Minor Moon
Photo: Ruination Record Co

Minor Moon Brings a Hopeful Twang to the Apocalypse

Minor Moon’s LP is deeply adventurous but has a sharp, reflective eye on the rearview mirror. It’s a warm fuzz of country rock amidst a world falling apart.

The Light Up Waltz
Minor Moon
Ruination Record Co.
12 April 2024

“There’s an opening we’re going,” Sam Cantor sings on “Cracking Glass”, the first song on The Light Up Waltz. “To the swaying bridge up high / An old way near forgotten / ‘Til we’re running for our lives.” If there’s a recurring theme on this new album, it’s that of a glimmer of hope and adventure amidst a world crumbling around us. The third Minor Moon album, following Tethers (2021) and An Opening (2019), The Light Up Waltz sees Cantor – who wrote and sang all the songs and played many of the instruments – continuing along the same path he’s traveled before, combining warm, country and folk-tinged arrangements alongside lyrics that can seem like vivid fever dreams.

There’s an old-school, organic quality to the music, with lots of guitars that are more steeped in warm effects and understated psychedelia than in-your-face distortion. The almost pastoral calm that washes over the album is matched by the personal stability that Cantor has enjoyed since the release of Tethers. Working with a number of different artists in the Chicago area – V.V. Lightbody, Andrew Sa, Half Gringa, among others – Cantor explains in the press notes that he was “finding a more vibrant way of being myself in the world and relating to other people. I took my approach to guitar more seriously. I started playing with a lot more bands and playing a lot more of other people’s music.”

Clearly, this has had a positive effect on Cantor’s music. There’s a relaxed ease to the sessions, whether it’s in the chugging rhythms of “I Could See it Coming”, which combines insular bedroom pop with elegant guitar leads, or the sparse power-pop of “Miriam Underwater”, full of memorable melodies wrapping around a mystical love story. “In your new form, we cannot speak, but I still know you,” Cantor sings, “I couldn’t tell you, but you’re breaking my heart.” The gentle, hushed approach and irresistible melodies of “Blue Timing” are right in Cantor’s wheelhouse, with muted drums and a relaxed country-rock vibe carrying the song along, with wonderful sonic surprises popping up here and there, from the aching, Jerry Garcia-inspired guitar leads to bits of Hunter Diamond’s clarinet running through a harmonizer (completely unexpected, but breathtakingly eloquent).

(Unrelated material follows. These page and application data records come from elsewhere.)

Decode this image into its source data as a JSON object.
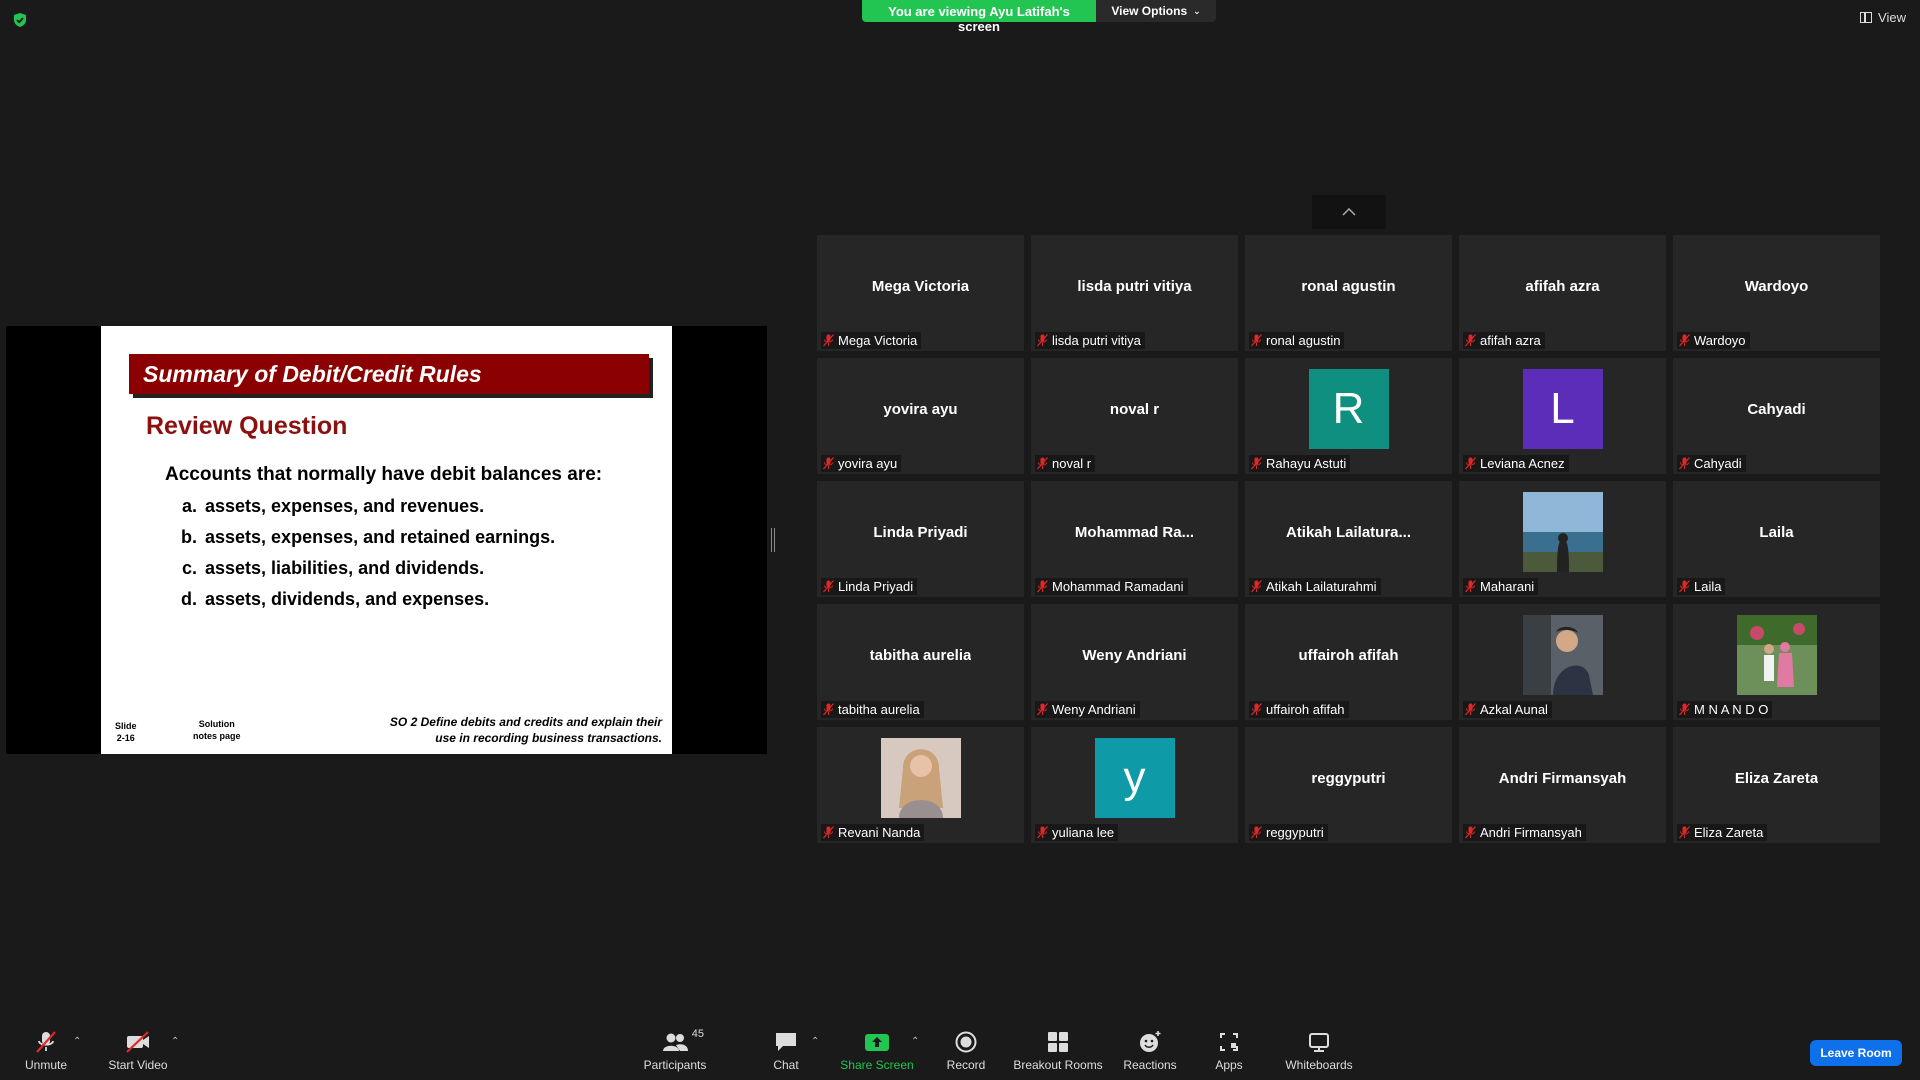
{
  "banner": {
    "viewing": "You are viewing Ayu Latifah's screen",
    "view_options": "View Options"
  },
  "view_button": "View",
  "slide": {
    "title": "Summary of Debit/Credit Rules",
    "subtitle": "Review Question",
    "question": "Accounts that normally have debit balances are:",
    "options": [
      {
        "letter": "a.",
        "text": "assets, expenses, and revenues."
      },
      {
        "letter": "b.",
        "text": "assets, expenses, and retained earnings."
      },
      {
        "letter": "c.",
        "text": "assets, liabilities, and dividends."
      },
      {
        "letter": "d.",
        "text": "assets, dividends, and expenses."
      }
    ],
    "footer_slide": "Slide",
    "footer_num": "2-16",
    "footer_solution": "Solution",
    "footer_notes": "notes page",
    "footer_so_line1": "SO 2  Define debits and credits and explain their",
    "footer_so_line2": "use in recording business transactions."
  },
  "participants": [
    {
      "display": "Mega Victoria",
      "label": "Mega Victoria",
      "kind": "name"
    },
    {
      "display": "lisda putri vitiya",
      "label": "lisda putri vitiya",
      "kind": "name"
    },
    {
      "display": "ronal agustin",
      "label": "ronal agustin",
      "kind": "name"
    },
    {
      "display": "afifah azra",
      "label": "afifah azra",
      "kind": "name"
    },
    {
      "display": "Wardoyo",
      "label": "Wardoyo",
      "kind": "name"
    },
    {
      "display": "yovira ayu",
      "label": "yovira ayu",
      "kind": "name"
    },
    {
      "display": "noval r",
      "label": "noval r",
      "kind": "name"
    },
    {
      "display": "R",
      "label": "Rahayu Astuti",
      "kind": "avatar",
      "color": "#0e8f7f"
    },
    {
      "display": "L",
      "label": "Leviana Acnez",
      "kind": "avatar",
      "color": "#5b2db8"
    },
    {
      "display": "Cahyadi",
      "label": "Cahyadi",
      "kind": "name"
    },
    {
      "display": "Linda Priyadi",
      "label": "Linda Priyadi",
      "kind": "name"
    },
    {
      "display": "Mohammad  Ra...",
      "label": "Mohammad Ramadani",
      "kind": "name"
    },
    {
      "display": "Atikah  Lailatura...",
      "label": "Atikah Lailaturahmi",
      "kind": "name"
    },
    {
      "display": "",
      "label": "Maharani",
      "kind": "photo",
      "photo": "sea"
    },
    {
      "display": "Laila",
      "label": "Laila",
      "kind": "name"
    },
    {
      "display": "tabitha aurelia",
      "label": "tabitha aurelia",
      "kind": "name"
    },
    {
      "display": "Weny Andriani",
      "label": "Weny Andriani",
      "kind": "name"
    },
    {
      "display": "uffairoh afifah",
      "label": "uffairoh afifah",
      "kind": "name"
    },
    {
      "display": "",
      "label": "Azkal Aunal",
      "kind": "photo",
      "photo": "man"
    },
    {
      "display": "",
      "label": "M N A N D O",
      "kind": "photo",
      "photo": "couple"
    },
    {
      "display": "",
      "label": "Revani Nanda",
      "kind": "photo",
      "photo": "woman"
    },
    {
      "display": "y",
      "label": "yuliana lee",
      "kind": "avatar",
      "color": "#0e9aa7"
    },
    {
      "display": "reggyputri",
      "label": "reggyputri",
      "kind": "name"
    },
    {
      "display": "Andri Firmansyah",
      "label": "Andri Firmansyah",
      "kind": "name"
    },
    {
      "display": "Eliza Zareta",
      "label": "Eliza Zareta",
      "kind": "name"
    }
  ],
  "toolbar": {
    "unmute": "Unmute",
    "start_video": "Start Video",
    "participants": "Participants",
    "participants_count": "45",
    "chat": "Chat",
    "share_screen": "Share Screen",
    "record": "Record",
    "breakout_rooms": "Breakout Rooms",
    "reactions": "Reactions",
    "apps": "Apps",
    "whiteboards": "Whiteboards",
    "leave_room": "Leave Room"
  },
  "colors": {
    "accent_green": "#23c552",
    "leave_blue": "#0e71eb",
    "slide_red": "#8b0000"
  }
}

Elsewhere, there are bits of minor-key folk that recall intimate 1970s AM radio singles, as on “Spend Your Gift Well”, a reflective, waltz tempo track aided by simmering pedal steel before a noisy but still somewhat understated lead guitar wraps up the song as if Nels Cline ducked out of a Wilco session to help out Cantor and friends.

In this case, the Wilco reference is hard to ignore – fans of Jeff Tweedy‘s songwriting and the postmodern-yet-traditional approach to the songs can bring up inevitable comparisons. Indeed, Wilco fans will find much to admire here, especially those who have embraced Tweedy’s overt shifts into experimental moments. Whether intentional or not, Cantor seems to be following that template to a certain degree – songs like “Right in Your Eye” are deceptively warm and intimate, as the listener bops along to the easy midtempo rhythm while gorgeous strings, aching pedal steel, and ethereal backing vocals are added to the mix. At the song’s conclusion, in the last minute or so, it suddenly shifts to a dreamlike instrumental section with bells, synthesizers, and distortion acting like a wormhole into an unknown land.  

What Cantor and the sublime, highly skilled musicians backing him have done is create something unique and forward-thinking while still clearly basking in the rays of traditional rock, country, and folk. Minor Moon’s The Light Up Waltz is deeply adventurous but still has a sharp, reflective eye on the rearview mirror.

RATING 8 / 10